‘Love It or Hate It’? Exploring the Role of Visual Storytelling in Mitigating Design Risk
Type of DegreePhD Dissertation
DepartmentConsumer and Design Sciences
MetadataShow full item record
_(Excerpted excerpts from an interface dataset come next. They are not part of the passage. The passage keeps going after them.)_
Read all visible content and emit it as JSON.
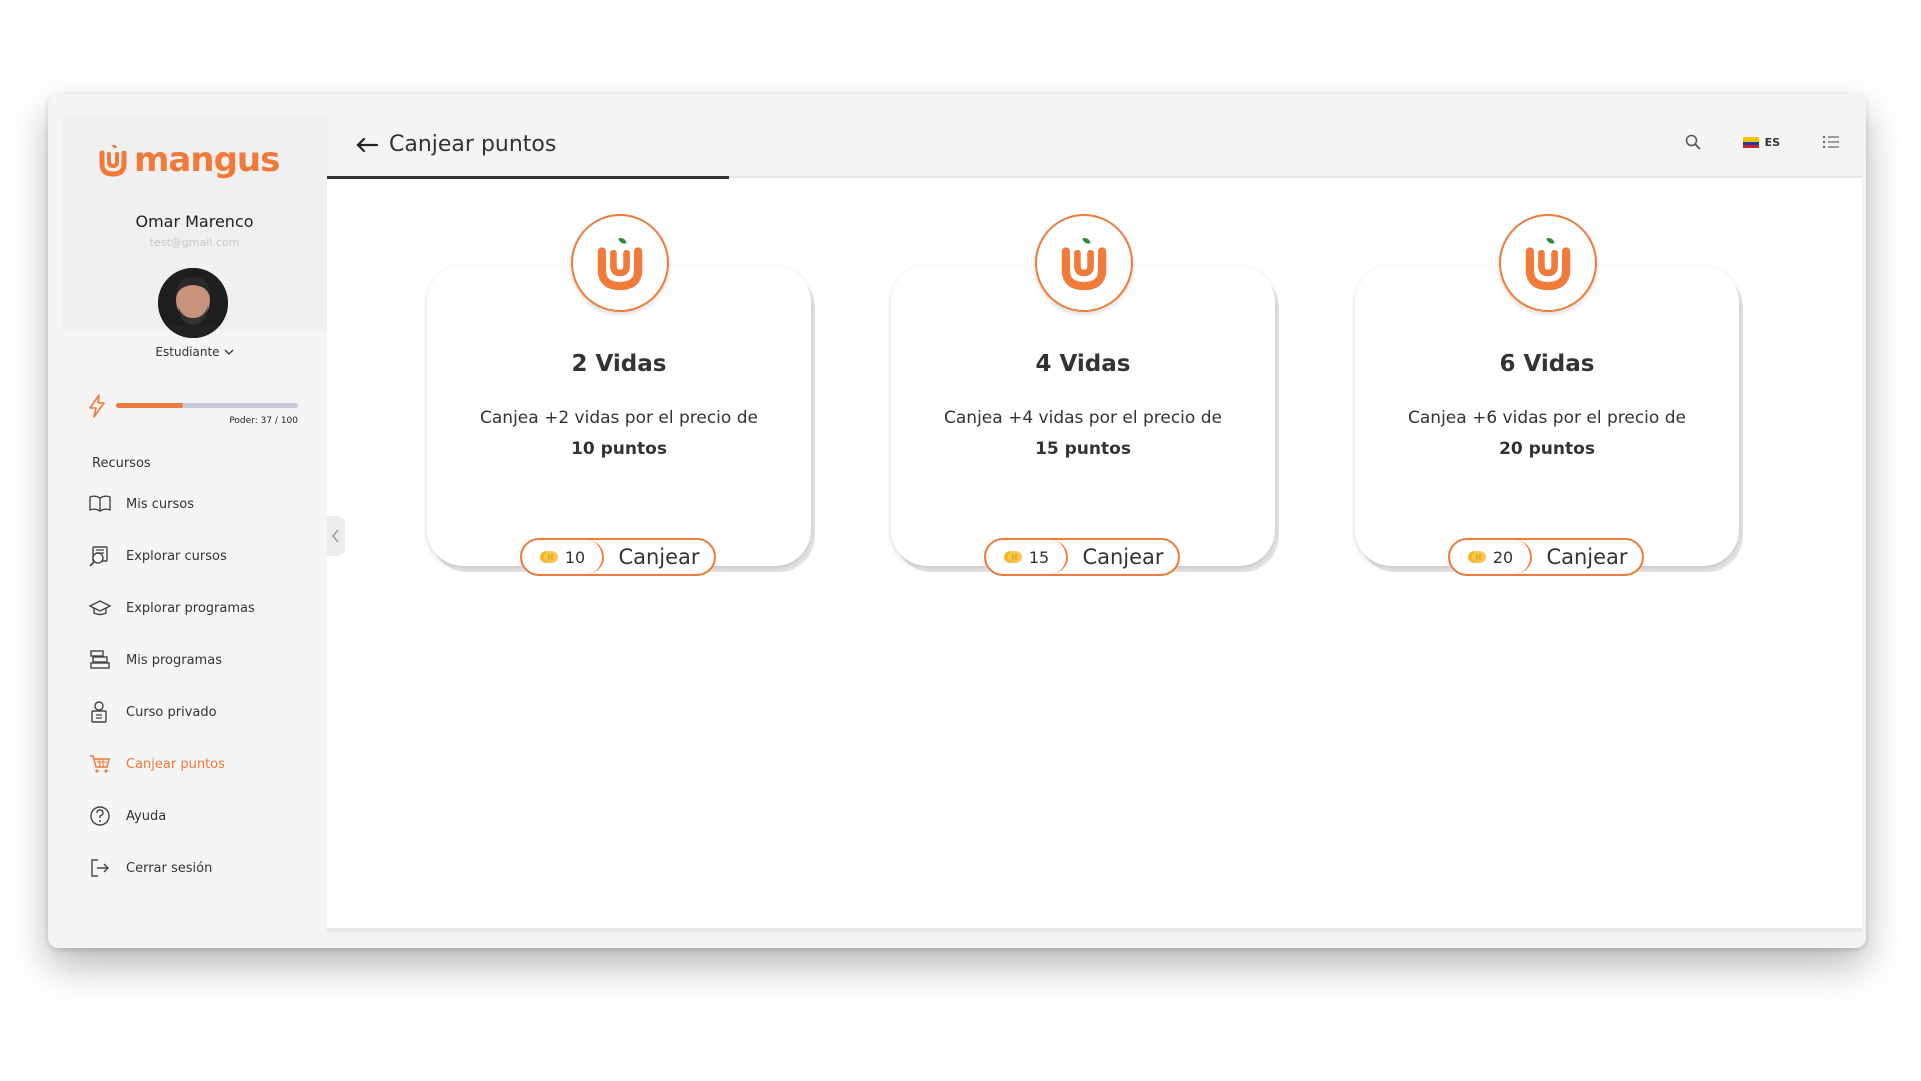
{
  "brand": {
    "name": "mangus",
    "accent": "#f07a3a"
  },
  "user": {
    "name": "Omar Marenco",
    "email": "test@gmail.com",
    "role": "Estudiante"
  },
  "power": {
    "label": "Poder: 37 / 100",
    "value": 37,
    "max": 100
  },
  "sidebar": {
    "section_label": "Recursos",
    "items": [
      {
        "label": "Mis cursos",
        "icon": "book-open-icon",
        "active": false
      },
      {
        "label": "Explorar cursos",
        "icon": "explore-courses-icon",
        "active": false
      },
      {
        "label": "Explorar programas",
        "icon": "graduation-cap-icon",
        "active": false
      },
      {
        "label": "Mis programas",
        "icon": "books-stack-icon",
        "active": false
      },
      {
        "label": "Curso privado",
        "icon": "private-course-icon",
        "active": false
      },
      {
        "label": "Canjear puntos",
        "icon": "shopping-cart-icon",
        "active": true
      },
      {
        "label": "Ayuda",
        "icon": "help-circle-icon",
        "active": false
      },
      {
        "label": "Cerrar sesión",
        "icon": "logout-icon",
        "active": false
      }
    ]
  },
  "header": {
    "title": "Canjear puntos",
    "language": "ES"
  },
  "cards": [
    {
      "title": "2 Vidas",
      "desc": "Canjea +2 vidas por el precio de",
      "points": "10 puntos",
      "price": "10",
      "button": "Canjear"
    },
    {
      "title": "4 Vidas",
      "desc": "Canjea +4 vidas por el precio de",
      "points": "15 puntos",
      "price": "15",
      "button": "Canjear"
    },
    {
      "title": "6 Vidas",
      "desc": "Canjea +6 vidas por el precio de",
      "points": "20 puntos",
      "price": "20",
      "button": "Canjear"
    }
  ]
}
Even though consumers desire new product designs, many are initially hesitant to purchase innovatively designed products due to the lack of understanding the new design’s value, resulting in product launch failures. Thus, capitalizing on the magic of visual storytelling can help to mitigate the design risk and enhance the aesthetic experience associated with novel designs. Specifically, this study suggests that visual design stories related to the product’s formal and symbolic/expressive qualities can add extra value and product meaning. This study intended to provide a holistic understanding of how visual storytelling (conceptual product cue) can aid in the overall aesthetic experience related to the novelty of product designs (perceptual product cue). As part of this goal, this study investigated the main and interaction effects of design novelty (perceptual product cue) and visual storytelling (conceptual product cue) on objective and subjective cognitive responses, objective aesthetic impression and subjective aesthetic association, respectively. It also examined the effects of both product cues on two affective and cognitive aesthetic output variables, aesthetic emotion and aesthetic judgment, respectively. Further, this study explored the structural relationships between cognitive responses and aesthetic output variables with the purpose of delineating an overarching model that includes perceptual and conceptual product cues and all relevant concepts that make up the overall aesthetic experience. ANCOVA and multiple linear regression were conducted to test the hypotheses. Results revealed that moderate (vs. high) novelty products received more positive judgment, objective and subjective cognitive responses and less negative emotions. Visual design stories related to both types of product qualities enhanced all dependent variables, whereas only stories related to symbolic/expressive product qualities stimulated positive aesthetic emotions. An interaction between perceptual and conceptual product cues on dependent variables was not found. This study also shows that a visual design story (present vs. absent) enhanced subjective aesthetic association of the product more than its objective aesthetic impression. Lastly, both cognitive responses provoked positive aesthetic emotions, and subjective cognitive responses partially mediated the relationship between objective cognitive responses and aesthetic judgment. The study offers important theoretical and marketing implications with the inclusion of limitations and suggestions for future research.
- ChristinSeifert_Final Dissertation.pdf